## WHAT IS REQUIRED
Say how many lines in the listing contain the string "JSON", giving the number alone.

## THE RECORDS
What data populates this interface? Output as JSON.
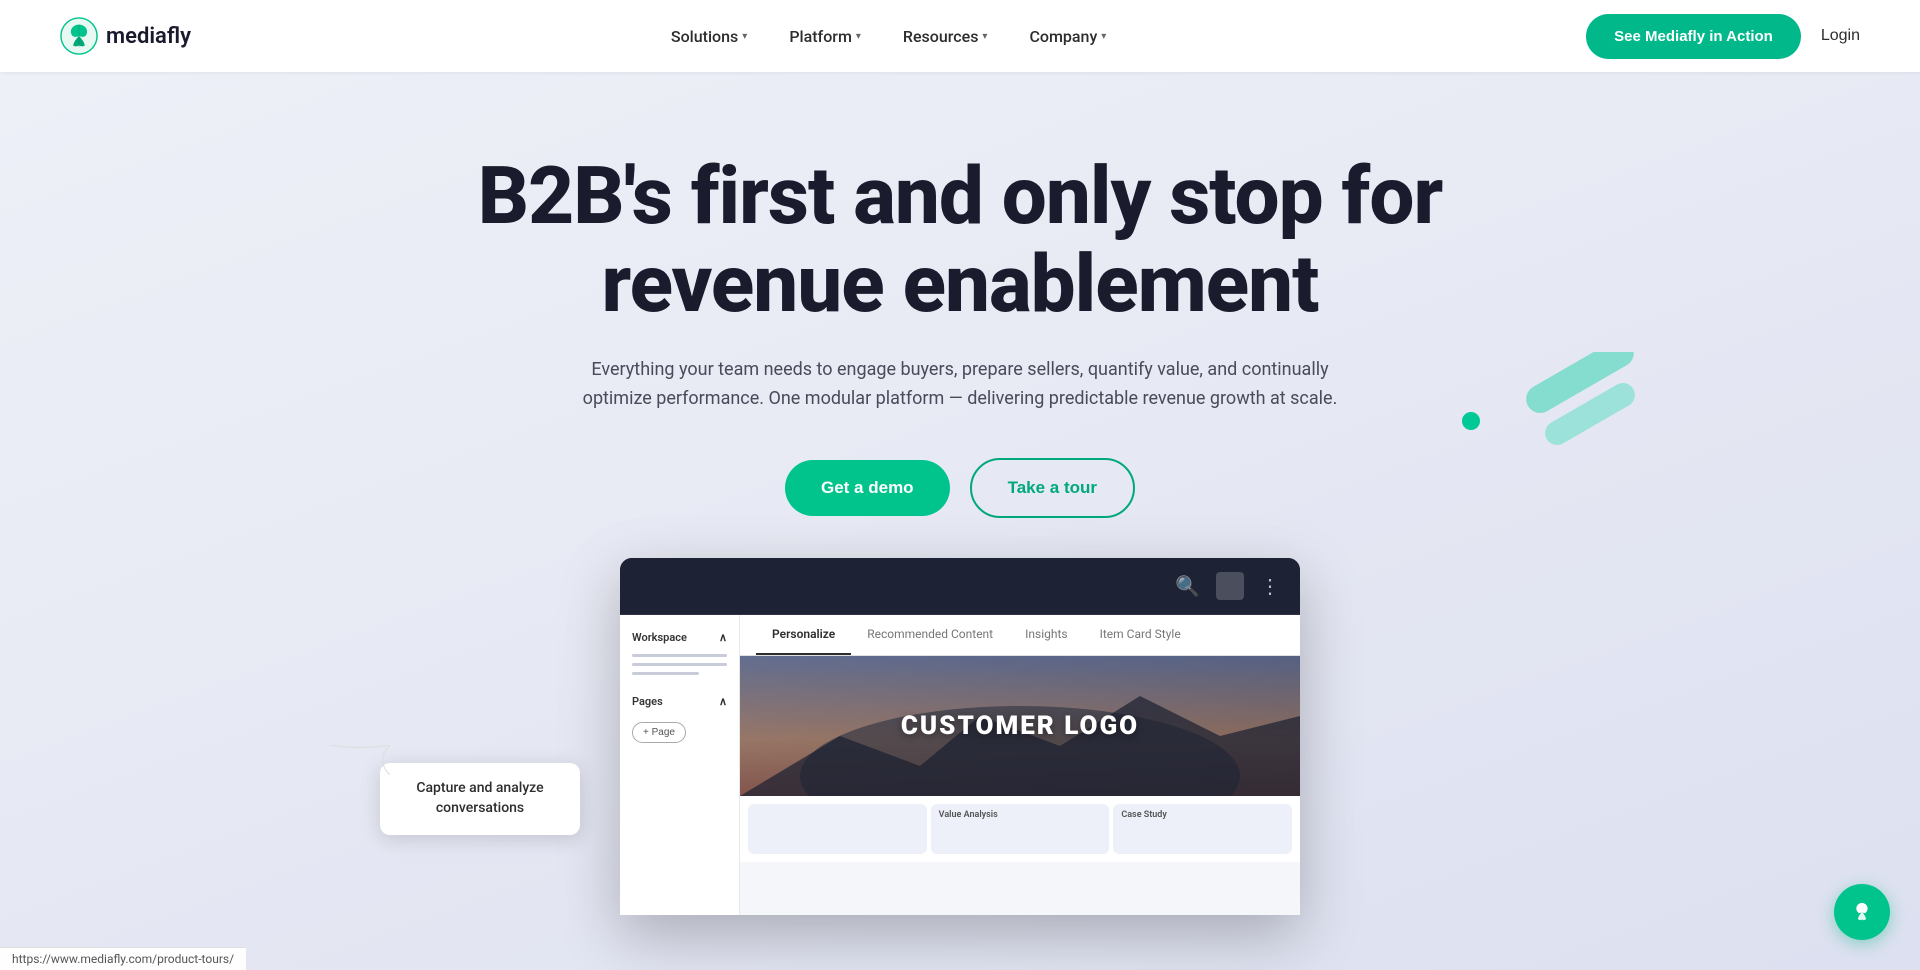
{
  "nav": {
    "logo_text": "mediafly",
    "links": [
      {
        "label": "Solutions",
        "has_chevron": true
      },
      {
        "label": "Platform",
        "has_chevron": true
      },
      {
        "label": "Resources",
        "has_chevron": true
      },
      {
        "label": "Company",
        "has_chevron": true
      }
    ],
    "cta_button": "See Mediafly in Action",
    "login_label": "Login"
  },
  "hero": {
    "title": "B2B's first and only stop for revenue enablement",
    "subtitle": "Everything your team needs to engage buyers, prepare sellers, quantify value, and continually optimize performance. One modular platform — delivering predictable revenue growth at scale.",
    "demo_button": "Get a demo",
    "tour_button": "Take a tour"
  },
  "product_preview": {
    "sidebar": {
      "workspace_label": "Workspace",
      "pages_label": "Pages",
      "add_page_button": "+ Page"
    },
    "tabs": [
      {
        "label": "Personalize",
        "active": true
      },
      {
        "label": "Recommended Content",
        "active": false
      },
      {
        "label": "Insights",
        "active": false
      },
      {
        "label": "Item Card Style",
        "active": false
      }
    ],
    "customer_logo": "CUSTOMER LOGO",
    "bottom_cards": [
      {
        "label": ""
      },
      {
        "label": "Value Analysis"
      },
      {
        "label": "Case Study"
      }
    ]
  },
  "tooltip": {
    "text": "Capture and analyze conversations"
  },
  "url_bar": {
    "text": "https://www.mediafly.com/product-tours/"
  },
  "fab": {
    "icon": "🌿"
  }
}
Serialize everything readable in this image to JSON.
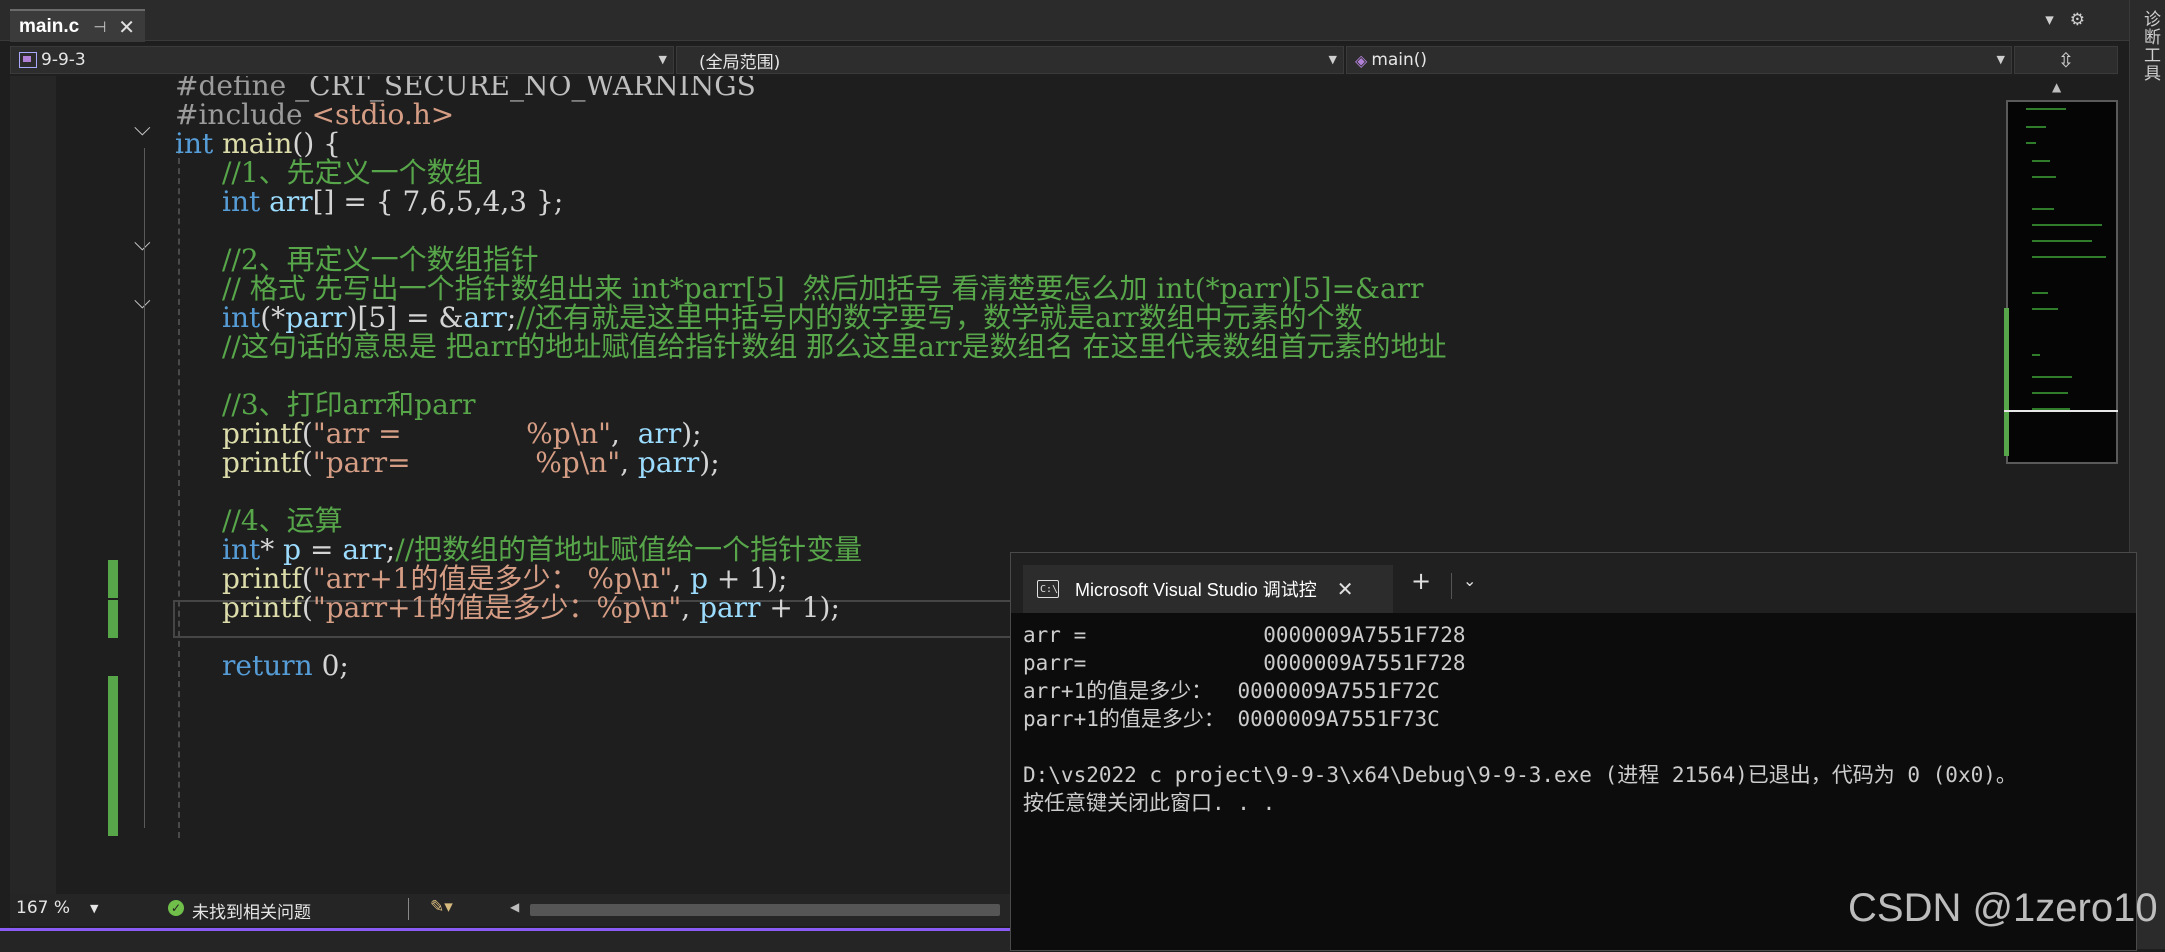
{
  "tab": {
    "title": "main.c",
    "pin_icon": "pin-icon",
    "close_icon": "close-icon"
  },
  "navbar": {
    "project": "9-9-3",
    "scope": "(全局范围)",
    "function": "main()"
  },
  "side_panel": {
    "label": "诊断工具"
  },
  "code": {
    "l1": {
      "pp": "#define",
      "mac": "_CRT_SECURE_NO_WARNINGS"
    },
    "l2": {
      "pp": "#include",
      "inc": "<stdio.h>"
    },
    "l3": {
      "kw": "int",
      "fn": "main",
      "rest": "() {"
    },
    "l4": {
      "cm": "//1、先定义一个数组"
    },
    "l5": {
      "kw": "int",
      "id": "arr",
      "rest": "[] = { 7,6,5,4,3 };"
    },
    "l7": {
      "cm": "//2、再定义一个数组指针"
    },
    "l8": {
      "cm": "// 格式 先写出一个指针数组出来 int*parr[5]  然后加括号 看清楚要怎么加 int(*parr)[5]=&arr"
    },
    "l9": {
      "kw": "int",
      "p1": "(*",
      "id1": "parr",
      "p2": ")[5] = &",
      "id2": "arr",
      "p3": ";",
      "cm": "//还有就是这里中括号内的数字要写，数学就是arr数组中元素的个数"
    },
    "l10": {
      "cm": "//这句话的意思是 把arr的地址赋值给指针数组 那么这里arr是数组名 在这里代表数组首元素的地址"
    },
    "l12": {
      "cm": "//3、打印arr和parr"
    },
    "l13": {
      "fn": "printf",
      "p1": "(",
      "st": "\"arr =              %p\\n\"",
      "p2": ",  ",
      "id": "arr",
      "p3": ");"
    },
    "l14": {
      "fn": "printf",
      "p1": "(",
      "st": "\"parr=              %p\\n\"",
      "p2": ", ",
      "id": "parr",
      "p3": ");"
    },
    "l16": {
      "cm": "//4、运算"
    },
    "l17": {
      "kw": "int",
      "p1": "* ",
      "id1": "p",
      "p2": " = ",
      "id2": "arr",
      "p3": ";",
      "cm": "//把数组的首地址赋值给一个指针变量"
    },
    "l18": {
      "fn": "printf",
      "p1": "(",
      "st": "\"arr+1的值是多少： %p\\n\"",
      "p2": ", ",
      "id": "p",
      "p3": " + 1);"
    },
    "l19": {
      "fn": "printf",
      "p1": "(",
      "st": "\"parr+1的值是多少：%p\\n\"",
      "p2": ", ",
      "id": "parr",
      "p3": " + 1);"
    },
    "l21": {
      "kw": "return",
      "rest": " 0;"
    }
  },
  "status": {
    "zoom": "167 %",
    "issues": "未找到相关问题"
  },
  "console": {
    "tab_title": "Microsoft Visual Studio 调试控",
    "new_tab": "+",
    "lines": [
      "arr =              0000009A7551F728",
      "parr=              0000009A7551F728",
      "arr+1的值是多少：  0000009A7551F72C",
      "parr+1的值是多少： 0000009A7551F73C",
      "",
      "D:\\vs2022 c project\\9-9-3\\x64\\Debug\\9-9-3.exe (进程 21564)已退出，代码为 0 (0x0)。",
      "按任意键关闭此窗口. . ."
    ]
  },
  "watermark": "CSDN @1zero10",
  "colors": {
    "keyword": "#569cd6",
    "comment": "#57a64a",
    "string": "#d69d85",
    "function": "#dcdcaa",
    "identifier": "#9cdcfe",
    "accent": "#8a5cf5"
  }
}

## RESPONSE TO THIS TASK
2